Revolution in a minor key: how young black women invented freedom
What was the fate of the first generations of black women born after abolition in America? Struggle: to create autonomous and beautiful lives, to escape new forms of servitude, and to live as if they really were free. This book recreates the radical imagination and wayward practices of these young women by describing the world through their eyes.
Recreating their fragmentary life stories using a combination of archival research and virtuosic literary imagination, a very different vision of the twentieth century emerges, one that offers an intimate chronicle of black radicalism. Here is an aesthetical and riotous history - a revolution in tastes and mores that set the stage for the Jazz Age and the social upheavels. The decades between 1890 and 1935 were decisive in determining the shape of 20th century modernity, and young black women were the unacknowledged agents of that transformation.
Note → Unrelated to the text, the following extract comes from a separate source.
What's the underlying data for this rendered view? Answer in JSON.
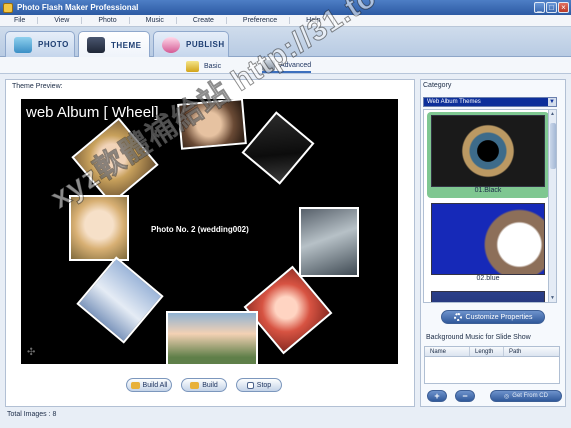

'Ambitious, original... a beautiful experiment in its own right, to be set beside the many attempts at living free that Hartman here chronicles with a keen sense of history, imagination, and love.' - The Argonauts
Wayward Lives is a startling, dazzling act of resurrection... These remarkable black women were shamed, scorned, criminalized, studied, diagnosed and then erased from history. Yet now, Hartman challenges us to see, finally, who they really were: beautiful, complex, and multidimensional-whole people - who dared to live by their own rules,
somehow making a way out of no way at all.' - The New Jim Crow
'With urgency and compassion, Hartman rescues the lives of young black women from the margins of history. Wayward Lives is a series of adventure stories that take the reader through the travails and triumphs of a multitude of black women, as they negotiate the perilous path of selfdiscovery at the turn of the twentieth century. In her impeccably researched new book, Hartman breathes glorious life into these true
survival tales with the precision and invention of a master storyteller.' - Sweat and Ruined
Wayward Lives unsorts the archive looking for the errant, the unruly, the gorgeously disarranged paths of fugitive black girls. Fleeing from respectability, the good, the right and the true, the black girls that interest Hartman are everyday revolutionaries or what she calls 'chorines, bulldaggers, aesthetical negroes, socialists, lady lovers,
pansies and anarchists.' This book is a love song to the wayward, a riotous poem, a lyrical homage to the minor.
It changes the way we do history, the way we constitute the political, and makes resistance newly visible in the
ordinary. This book changes everything.' - Female Masculinity and The Queer Art of Failure